(Component data from apps and pages)
■ ■ ■ ■

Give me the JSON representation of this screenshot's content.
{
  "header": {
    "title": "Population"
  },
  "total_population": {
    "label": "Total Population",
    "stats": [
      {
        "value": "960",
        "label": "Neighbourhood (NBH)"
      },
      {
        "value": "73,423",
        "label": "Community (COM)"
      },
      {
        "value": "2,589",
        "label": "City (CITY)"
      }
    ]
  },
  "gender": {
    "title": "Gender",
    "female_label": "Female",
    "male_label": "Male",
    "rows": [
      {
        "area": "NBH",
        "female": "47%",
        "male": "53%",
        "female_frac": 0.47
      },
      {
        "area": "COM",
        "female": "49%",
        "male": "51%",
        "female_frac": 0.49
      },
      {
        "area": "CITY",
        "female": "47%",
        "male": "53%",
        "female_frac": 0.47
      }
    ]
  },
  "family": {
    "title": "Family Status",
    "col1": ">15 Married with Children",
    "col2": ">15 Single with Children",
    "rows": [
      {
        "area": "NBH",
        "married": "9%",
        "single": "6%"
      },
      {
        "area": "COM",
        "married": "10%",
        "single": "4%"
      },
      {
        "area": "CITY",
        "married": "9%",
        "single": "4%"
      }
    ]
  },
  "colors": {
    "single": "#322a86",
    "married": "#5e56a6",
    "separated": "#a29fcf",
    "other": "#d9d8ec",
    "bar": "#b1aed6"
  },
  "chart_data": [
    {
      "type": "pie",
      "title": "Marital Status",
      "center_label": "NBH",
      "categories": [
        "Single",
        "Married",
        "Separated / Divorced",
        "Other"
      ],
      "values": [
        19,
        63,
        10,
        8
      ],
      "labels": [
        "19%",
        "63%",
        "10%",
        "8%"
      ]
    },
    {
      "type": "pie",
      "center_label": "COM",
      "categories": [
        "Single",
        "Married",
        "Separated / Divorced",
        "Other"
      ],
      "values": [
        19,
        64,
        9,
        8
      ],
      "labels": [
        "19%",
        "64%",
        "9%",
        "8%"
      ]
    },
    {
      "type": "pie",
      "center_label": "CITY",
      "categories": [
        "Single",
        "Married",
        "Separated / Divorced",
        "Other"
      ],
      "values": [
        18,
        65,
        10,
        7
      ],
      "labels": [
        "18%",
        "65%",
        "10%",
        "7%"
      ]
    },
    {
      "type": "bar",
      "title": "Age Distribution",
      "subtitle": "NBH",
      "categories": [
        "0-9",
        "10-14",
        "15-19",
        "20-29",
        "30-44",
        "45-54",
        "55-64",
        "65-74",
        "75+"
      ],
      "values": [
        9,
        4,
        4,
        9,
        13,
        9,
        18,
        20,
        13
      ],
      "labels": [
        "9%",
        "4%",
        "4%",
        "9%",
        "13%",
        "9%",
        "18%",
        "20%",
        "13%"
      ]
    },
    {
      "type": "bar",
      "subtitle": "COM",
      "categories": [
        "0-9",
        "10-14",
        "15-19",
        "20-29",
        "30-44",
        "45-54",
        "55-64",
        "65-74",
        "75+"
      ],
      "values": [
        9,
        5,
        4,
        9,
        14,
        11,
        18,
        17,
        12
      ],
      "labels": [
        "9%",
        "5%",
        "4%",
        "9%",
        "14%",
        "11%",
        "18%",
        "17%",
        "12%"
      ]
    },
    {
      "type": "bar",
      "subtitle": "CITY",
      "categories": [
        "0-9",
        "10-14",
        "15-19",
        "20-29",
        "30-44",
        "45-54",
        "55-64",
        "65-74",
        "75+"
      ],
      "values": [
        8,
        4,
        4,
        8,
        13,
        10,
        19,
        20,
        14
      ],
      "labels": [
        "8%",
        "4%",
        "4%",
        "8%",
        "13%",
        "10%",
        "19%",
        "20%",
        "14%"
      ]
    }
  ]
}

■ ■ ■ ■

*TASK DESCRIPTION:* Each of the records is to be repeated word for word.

*EXERCISE SOLUTION:*
Give me the JSON representation of this screenshot's content.
{
  "header": {
    "title": "Population"
  },
  "total_population": {
    "label": "Total Population",
    "stats": [
      {
        "value": "960",
        "label": "Neighbourhood (NBH)"
      },
      {
        "value": "73,423",
        "label": "Community (COM)"
      },
      {
        "value": "2,589",
        "label": "City (CITY)"
      }
    ]
  },
  "gender": {
    "title": "Gender",
    "female_label": "Female",
    "male_label": "Male",
    "rows": [
      {
        "area": "NBH",
        "female": "47%",
        "male": "53%",
        "female_frac": 0.47
      },
      {
        "area": "COM",
        "female": "49%",
        "male": "51%",
        "female_frac": 0.49
      },
      {
        "area": "CITY",
        "female": "47%",
        "male": "53%",
        "female_frac": 0.47
      }
    ]
  },
  "family": {
    "title": "Family Status",
    "col1": ">15 Married with Children",
    "col2": ">15 Single with Children",
    "rows": [
      {
        "area": "NBH",
        "married": "9%",
        "single": "6%"
      },
      {
        "area": "COM",
        "married": "10%",
        "single": "4%"
      },
      {
        "area": "CITY",
        "married": "9%",
        "single": "4%"
      }
    ]
  },
  "colors": {
    "single": "#322a86",
    "married": "#5e56a6",
    "separated": "#a29fcf",
    "other": "#d9d8ec",
    "bar": "#b1aed6"
  },
  "chart_data": [
    {
      "type": "pie",
      "title": "Marital Status",
      "center_label": "NBH",
      "categories": [
        "Single",
        "Married",
        "Separated / Divorced",
        "Other"
      ],
      "values": [
        19,
        63,
        10,
        8
      ],
      "labels": [
        "19%",
        "63%",
        "10%",
        "8%"
      ]
    },
    {
      "type": "pie",
      "center_label": "COM",
      "categories": [
        "Single",
        "Married",
        "Separated / Divorced",
        "Other"
      ],
      "values": [
        19,
        64,
        9,
        8
      ],
      "labels": [
        "19%",
        "64%",
        "9%",
        "8%"
      ]
    },
    {
      "type": "pie",
      "center_label": "CITY",
      "categories": [
        "Single",
        "Married",
        "Separated / Divorced",
        "Other"
      ],
      "values": [
        18,
        65,
        10,
        7
      ],
      "labels": [
        "18%",
        "65%",
        "10%",
        "7%"
      ]
    },
    {
      "type": "bar",
      "title": "Age Distribution",
      "subtitle": "NBH",
      "categories": [
        "0-9",
        "10-14",
        "15-19",
        "20-29",
        "30-44",
        "45-54",
        "55-64",
        "65-74",
        "75+"
      ],
      "values": [
        9,
        4,
        4,
        9,
        13,
        9,
        18,
        20,
        13
      ],
      "labels": [
        "9%",
        "4%",
        "4%",
        "9%",
        "13%",
        "9%",
        "18%",
        "20%",
        "13%"
      ]
    },
    {
      "type": "bar",
      "subtitle": "COM",
      "categories": [
        "0-9",
        "10-14",
        "15-19",
        "20-29",
        "30-44",
        "45-54",
        "55-64",
        "65-74",
        "75+"
      ],
      "values": [
        9,
        5,
        4,
        9,
        14,
        11,
        18,
        17,
        12
      ],
      "labels": [
        "9%",
        "5%",
        "4%",
        "9%",
        "14%",
        "11%",
        "18%",
        "17%",
        "12%"
      ]
    },
    {
      "type": "bar",
      "subtitle": "CITY",
      "categories": [
        "0-9",
        "10-14",
        "15-19",
        "20-29",
        "30-44",
        "45-54",
        "55-64",
        "65-74",
        "75+"
      ],
      "values": [
        8,
        4,
        4,
        8,
        13,
        10,
        19,
        20,
        14
      ],
      "labels": [
        "8%",
        "4%",
        "4%",
        "8%",
        "13%",
        "10%",
        "19%",
        "20%",
        "14%"
      ]
    }
  ]
}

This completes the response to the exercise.